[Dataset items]

>>>>>

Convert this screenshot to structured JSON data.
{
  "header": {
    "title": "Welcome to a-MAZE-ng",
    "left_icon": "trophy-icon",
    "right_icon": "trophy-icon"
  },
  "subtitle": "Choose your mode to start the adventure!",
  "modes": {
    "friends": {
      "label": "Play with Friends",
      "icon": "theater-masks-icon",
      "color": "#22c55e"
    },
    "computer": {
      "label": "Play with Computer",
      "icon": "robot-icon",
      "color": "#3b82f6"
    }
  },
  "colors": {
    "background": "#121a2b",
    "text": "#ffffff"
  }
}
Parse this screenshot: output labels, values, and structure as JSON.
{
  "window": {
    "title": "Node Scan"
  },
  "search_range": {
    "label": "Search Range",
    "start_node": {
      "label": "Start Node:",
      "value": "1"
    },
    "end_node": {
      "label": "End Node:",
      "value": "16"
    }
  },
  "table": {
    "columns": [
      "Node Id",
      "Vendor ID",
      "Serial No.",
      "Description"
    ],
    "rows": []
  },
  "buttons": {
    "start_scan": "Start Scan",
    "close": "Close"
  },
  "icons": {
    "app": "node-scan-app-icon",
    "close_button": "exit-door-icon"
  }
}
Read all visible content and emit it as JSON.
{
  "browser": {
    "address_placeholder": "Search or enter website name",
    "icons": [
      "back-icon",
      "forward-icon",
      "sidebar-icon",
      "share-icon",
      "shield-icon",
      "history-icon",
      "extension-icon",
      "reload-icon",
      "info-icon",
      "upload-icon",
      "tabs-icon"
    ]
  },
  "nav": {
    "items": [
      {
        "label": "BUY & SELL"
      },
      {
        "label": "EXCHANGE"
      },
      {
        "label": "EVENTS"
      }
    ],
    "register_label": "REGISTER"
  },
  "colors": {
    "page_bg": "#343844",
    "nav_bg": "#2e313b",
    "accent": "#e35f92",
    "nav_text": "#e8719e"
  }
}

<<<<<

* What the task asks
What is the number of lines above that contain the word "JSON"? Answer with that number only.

* Solution to this problem
3